By Rachel Golias
A little boy runs across the yard; his smile can be seen a mile away. From a distance, Christian may seem like any other second grader, but look closer and it is clear he is not like his peers.
Christian goes to school, but at eight years old he cannot speak or do daily tasks. Instead of teaching him to read, his parents are busy feeding, bathing and constantly watching him. These day-to-day struggles have been a part of Christian’s life since he was diagnosed with Sturge-Weber Syndrome shortly after he was born prematurely.
When the family goes out, people gush about how cute Christian’s sisters look, but when their eyes turn to him, they stare with fear of the unknown and give nervous smiles of pity.
Unfortunately, I have been that person before. When I see someone with a handicap, mental disability or abnormality, it is hard to know what to say or how to act. Sometimes it is easiest to turn the other way and avoid them.
I am faced with this situation often when I am working at the Mall of America. Many times I have had to help a customer who is deaf and the entire conversation has to be written out. Other times, when the person cannot see well enough to read the labels, he or she needs to be led through the store. At the cash registers, someone is often a little slower and does not know how to count out money. Sadly, when it has been a long or busy day, it is easier to hand the customer off to another associate to deal with or to simply ignore him or her instead of spending the extra time to help.
Nineteen percent, or one in five Americans, report they have some level of disability, according to a Dec. 18, 2008 press release from the U.S. Census Bureau. Among these, 12 percent of the population is classified as having a severe disability.
Thankfully, back when I was in high school, Christian showed me a different side of the 35 million people with special needs. Because he could not go to Sunday school, I cared for Christian during one service each Sunday so his parents could attend church.

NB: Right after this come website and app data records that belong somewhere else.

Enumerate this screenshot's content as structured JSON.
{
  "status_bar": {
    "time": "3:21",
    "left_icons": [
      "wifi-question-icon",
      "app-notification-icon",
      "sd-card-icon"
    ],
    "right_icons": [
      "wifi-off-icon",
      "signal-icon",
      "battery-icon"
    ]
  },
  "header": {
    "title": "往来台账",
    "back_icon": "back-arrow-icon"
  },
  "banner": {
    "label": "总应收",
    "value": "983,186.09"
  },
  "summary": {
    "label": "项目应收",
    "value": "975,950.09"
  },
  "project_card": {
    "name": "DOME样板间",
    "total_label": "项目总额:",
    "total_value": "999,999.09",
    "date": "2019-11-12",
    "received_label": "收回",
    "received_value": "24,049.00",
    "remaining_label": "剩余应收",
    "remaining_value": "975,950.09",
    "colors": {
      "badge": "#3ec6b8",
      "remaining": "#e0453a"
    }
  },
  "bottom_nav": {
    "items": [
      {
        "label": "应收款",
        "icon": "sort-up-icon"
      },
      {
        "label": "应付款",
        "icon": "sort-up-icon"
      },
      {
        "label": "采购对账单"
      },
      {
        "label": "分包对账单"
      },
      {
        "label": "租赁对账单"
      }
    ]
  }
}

I do not really know why I did it. At first, I found it boring, and then it became annoying. Over the hour and a half, I would have to try to “keep Christian happy,” deal with him yanking out my hair, smashing my glasses into my face, drooling all over my dress clothes and giving me a backache from carrying him around. When I neared the quitting point, though, God began to soften my heart.
At this point, I began to approach things in a different way and looked at Christian as a child of God’s who is special just the way he was created. The joy inside of Christian began to bubble over and he stole my heart when he gave me ear-to-ear grins and climbed into my lap to cuddle.
Just because someone may look or act differently does not mean he or she is valued any less by God or should be treated any differently by those around him or her. Christian’s mother teaches her daughters to “love others who are different from them, not in order to be accepted by God, but because they are already accepted by God because of Jesus.”
This is the attitude we need to have when we encounter a person with physical or mental disabilities. Instead of turning away from them or pushing them aside, we need to embrace the person for who they are in Christ.